In the 3rd century BC, a bloke from Byzantium called Aristophanes fancied himself as a bit of a writer. The problem was that whatever Aristophanes wrote people would say to him, “It’s all Greek to me, Ari.” Aristophanes threw down his pen in despair, realising that there was no point in writing if nobody knew where one idea finished and another began. As luck would have it, his pen struck the page and left a small dot. “Eureka!” he cried. “Now I can put a stop to all those complaints.” In fact, he put three stops to it; one at the top of the line, one in the middle of the line, and one on the baseline. Aristophanes’ full stop was the dot which was placed at the top of the line, not the one on the baseline. Gradually, however, his middle and bottom dots were soon forgotten because Aristophanes forgot to tell people what they were for. By the 9th century, the confused scribes were beginning to place all of their full stops on the baseline. When moveable type printing appeared in Europe in the 14th century, a decision had to be made: top, middle or bottom? Bottom was chosen, because Gutenberg was more of a bottom man, and the rest, as they say, is history, even if it’s not very accurate history. The Americans still use the printer’s term period for any baseline dot, while the British adopted the term full stop in the 20th century. They opted for the full stop as the word period sounded altogether too rude for the sensitive British ear. Picasso might have had his blue period, but his wife’s period was something else again. If Aristophanes had copyrighted the full stop, his descendants would have been very rich, as half of all punctuation in printed texts are full stops. The full stop is found at the end of declarative sentences, on computer keyboards, and right at the pointy end of pencils and pens. A full stop is not found at the end of a question, however, nor an interjection, nor an exclamation! At the end of the sentence, the full stop tells us that the sentence has come to a full stop and won’t be going anywhere else in a hurry, and no mistake.
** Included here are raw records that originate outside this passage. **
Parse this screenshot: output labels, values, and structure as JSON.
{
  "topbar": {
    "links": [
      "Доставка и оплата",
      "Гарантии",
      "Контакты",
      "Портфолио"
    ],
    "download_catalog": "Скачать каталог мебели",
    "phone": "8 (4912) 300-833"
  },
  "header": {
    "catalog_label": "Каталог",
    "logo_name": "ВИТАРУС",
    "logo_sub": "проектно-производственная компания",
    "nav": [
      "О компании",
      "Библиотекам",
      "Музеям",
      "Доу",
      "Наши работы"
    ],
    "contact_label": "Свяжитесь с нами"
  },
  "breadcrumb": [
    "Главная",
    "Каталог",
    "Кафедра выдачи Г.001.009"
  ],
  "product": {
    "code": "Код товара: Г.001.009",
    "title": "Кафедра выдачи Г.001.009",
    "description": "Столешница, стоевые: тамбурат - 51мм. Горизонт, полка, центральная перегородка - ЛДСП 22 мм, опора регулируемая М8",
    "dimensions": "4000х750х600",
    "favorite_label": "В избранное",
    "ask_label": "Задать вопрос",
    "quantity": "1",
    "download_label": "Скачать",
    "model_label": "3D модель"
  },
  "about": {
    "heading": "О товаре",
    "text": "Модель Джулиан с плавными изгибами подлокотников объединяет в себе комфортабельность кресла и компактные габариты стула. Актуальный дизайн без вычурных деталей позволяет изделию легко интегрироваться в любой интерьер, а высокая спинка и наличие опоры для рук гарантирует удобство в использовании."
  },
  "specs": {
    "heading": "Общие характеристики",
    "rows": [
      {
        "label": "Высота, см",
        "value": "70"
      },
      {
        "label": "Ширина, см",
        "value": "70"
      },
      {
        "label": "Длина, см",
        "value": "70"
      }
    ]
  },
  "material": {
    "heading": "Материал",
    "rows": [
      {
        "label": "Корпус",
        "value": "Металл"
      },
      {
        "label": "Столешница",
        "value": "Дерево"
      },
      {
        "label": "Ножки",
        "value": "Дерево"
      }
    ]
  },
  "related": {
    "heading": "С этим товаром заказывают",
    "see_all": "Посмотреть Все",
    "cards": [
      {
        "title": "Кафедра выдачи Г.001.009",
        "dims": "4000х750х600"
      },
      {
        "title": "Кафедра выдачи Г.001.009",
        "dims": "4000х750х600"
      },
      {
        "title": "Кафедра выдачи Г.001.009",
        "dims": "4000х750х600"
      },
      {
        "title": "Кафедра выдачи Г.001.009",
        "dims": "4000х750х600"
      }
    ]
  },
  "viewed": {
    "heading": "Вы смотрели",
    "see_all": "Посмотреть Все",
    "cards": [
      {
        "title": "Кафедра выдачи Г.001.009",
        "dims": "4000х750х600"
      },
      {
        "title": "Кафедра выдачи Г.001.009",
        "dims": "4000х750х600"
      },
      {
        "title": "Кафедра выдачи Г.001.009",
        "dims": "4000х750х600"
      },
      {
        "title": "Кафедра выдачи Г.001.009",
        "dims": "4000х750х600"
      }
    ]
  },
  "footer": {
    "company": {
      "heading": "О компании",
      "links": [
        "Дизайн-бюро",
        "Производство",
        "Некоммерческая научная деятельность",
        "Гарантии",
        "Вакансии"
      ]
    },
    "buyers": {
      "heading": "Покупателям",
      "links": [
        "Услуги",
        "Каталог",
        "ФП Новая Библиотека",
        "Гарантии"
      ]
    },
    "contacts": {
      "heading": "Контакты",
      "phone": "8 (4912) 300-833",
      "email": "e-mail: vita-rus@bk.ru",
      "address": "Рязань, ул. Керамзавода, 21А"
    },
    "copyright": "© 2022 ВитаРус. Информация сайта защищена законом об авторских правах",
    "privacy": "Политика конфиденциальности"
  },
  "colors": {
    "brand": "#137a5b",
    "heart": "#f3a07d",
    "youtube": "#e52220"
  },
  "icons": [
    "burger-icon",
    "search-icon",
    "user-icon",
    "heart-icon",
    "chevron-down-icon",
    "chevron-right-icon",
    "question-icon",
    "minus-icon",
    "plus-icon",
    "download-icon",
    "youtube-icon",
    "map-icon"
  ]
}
That is, to cut a long story short, there is no more to be said by that sentence as that sentence is finished and ended and has absolutely nothing more to say to the world, so help it, God. After the full stop, the following sentence must always be started by a writer, who must always use a capital letter. Yet the magnificent powers of the full stop do not end there, not by any means, I must say. We also use them after some abbreviations such as Dr. for doctor, or Prof. for professor. If such abbreviations come at the end of a sentence, we do not use two full stops, as you might expect. Initials are also marked with full stops, as in R. I. Chalmers, Page 2 The Full Stop or me, as I like to call myself. Full stops used to be used in acronyms, as in the U.K., but this is now an anachronism. The Internet has brought new opportunities for the full stop that Aristophanes could scarcely have dreamed about. On the Internet, however, we call the full stop a dot and there is no point calling it anything else. In mathematics, however, I ought to point out that we do call the full stop a point and it’s pointless to call it anything else. The point is used to separate decimals from the whole numbers, as in 3.141592653589793238 …you get the idea. And that’s all I have to say about the full stop, full stop.

If you are on a mobile device, or want to open the lesson in a new window, click the button below. The lesson will open in a popup window.

Popup Lesson

Report Problem Support Us

Study Record

Not Complete!

You have not completed this lesson yet. To complete it, click the Complete Lesson button.

Complete Lesson Completed Lessons

Learn English with the most innovative and engaging English lessons available anywhere on the Internet and all completely free of charge! To personalise your experience in the Britlish Library and to keep track of the lessons you have studied, sign up for a free account today.